WHAT TO PRODUCE:
Could the listing below be reproduced exactly, minus its pictures?

DATA TO EXAMINE:
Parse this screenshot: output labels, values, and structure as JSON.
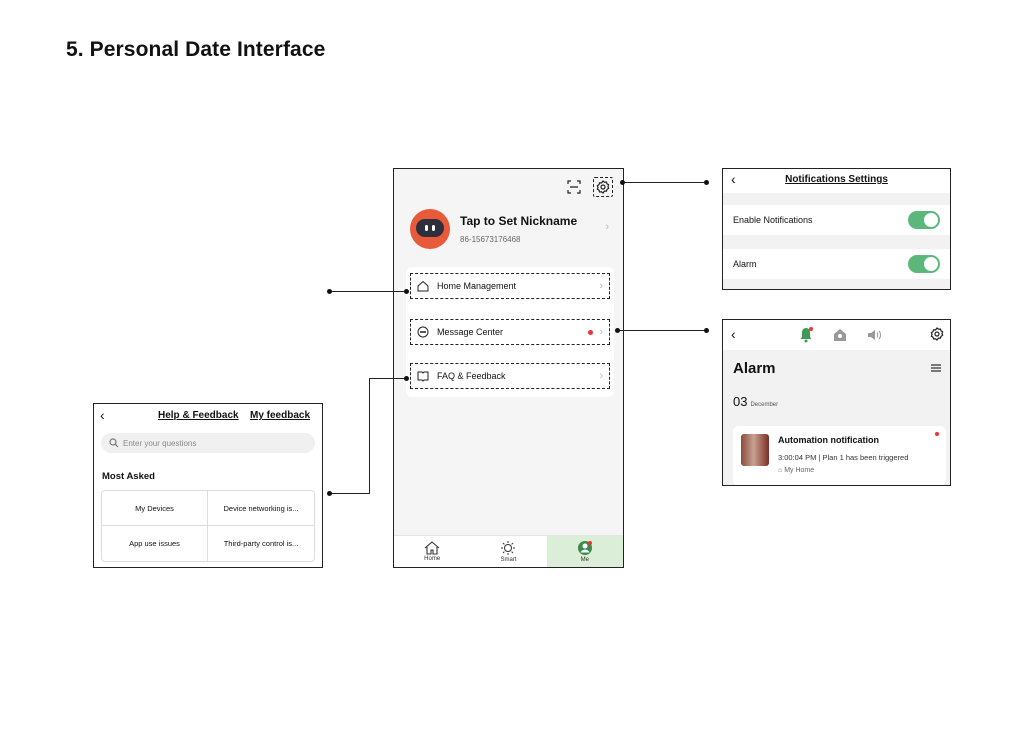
{
  "page": {
    "title": "5.  Personal Date Interface"
  },
  "main_phone": {
    "nickname": "Tap to Set Nickname",
    "phone": "86-15673176468",
    "menu": [
      {
        "label": "Home Management",
        "icon": "home-outline-icon"
      },
      {
        "label": "Message Center",
        "icon": "message-bubble-icon",
        "unread": true
      },
      {
        "label": "FAQ & Feedback",
        "icon": "book-icon"
      }
    ],
    "tabs": [
      {
        "label": "Home",
        "icon": "house-icon"
      },
      {
        "label": "Smart",
        "icon": "sun-icon"
      },
      {
        "label": "Me",
        "icon": "person-icon",
        "active": true
      }
    ]
  },
  "notifications_settings": {
    "title": "Notifications Settings",
    "rows": [
      {
        "label": "Enable Notifications",
        "on": true
      },
      {
        "label": "Alarm",
        "on": true
      }
    ]
  },
  "alarm_screen": {
    "title": "Alarm",
    "day": "03",
    "month": "December",
    "card": {
      "title": "Automation notification",
      "detail": "3:00:04 PM | Plan 1 has been triggered",
      "home": "My Home"
    }
  },
  "help_feedback": {
    "title": "Help & Feedback",
    "my_feedback": "My feedback",
    "search_placeholder": "Enter your questions",
    "section": "Most Asked",
    "items": [
      "My Devices",
      "Device networking is...",
      "App use issues",
      "Third-party control is..."
    ]
  },
  "colors": {
    "toggle_on": "#5bb87a",
    "alert_red": "#e33333",
    "avatar": "#e85a3a",
    "active_tab": "#dbeed7"
  }
}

ANSWER:
Parse this screenshot: output labels, values, and structure as JSON.
{
  "page": {
    "title": "5.  Personal Date Interface"
  },
  "main_phone": {
    "nickname": "Tap to Set Nickname",
    "phone": "86-15673176468",
    "menu": [
      {
        "label": "Home Management",
        "icon": "home-outline-icon"
      },
      {
        "label": "Message Center",
        "icon": "message-bubble-icon",
        "unread": true
      },
      {
        "label": "FAQ & Feedback",
        "icon": "book-icon"
      }
    ],
    "tabs": [
      {
        "label": "Home",
        "icon": "house-icon"
      },
      {
        "label": "Smart",
        "icon": "sun-icon"
      },
      {
        "label": "Me",
        "icon": "person-icon",
        "active": true
      }
    ]
  },
  "notifications_settings": {
    "title": "Notifications Settings",
    "rows": [
      {
        "label": "Enable Notifications",
        "on": true
      },
      {
        "label": "Alarm",
        "on": true
      }
    ]
  },
  "alarm_screen": {
    "title": "Alarm",
    "day": "03",
    "month": "December",
    "card": {
      "title": "Automation notification",
      "detail": "3:00:04 PM | Plan 1 has been triggered",
      "home": "My Home"
    }
  },
  "help_feedback": {
    "title": "Help & Feedback",
    "my_feedback": "My feedback",
    "search_placeholder": "Enter your questions",
    "section": "Most Asked",
    "items": [
      "My Devices",
      "Device networking is...",
      "App use issues",
      "Third-party control is..."
    ]
  },
  "colors": {
    "toggle_on": "#5bb87a",
    "alert_red": "#e33333",
    "avatar": "#e85a3a",
    "active_tab": "#dbeed7"
  }
}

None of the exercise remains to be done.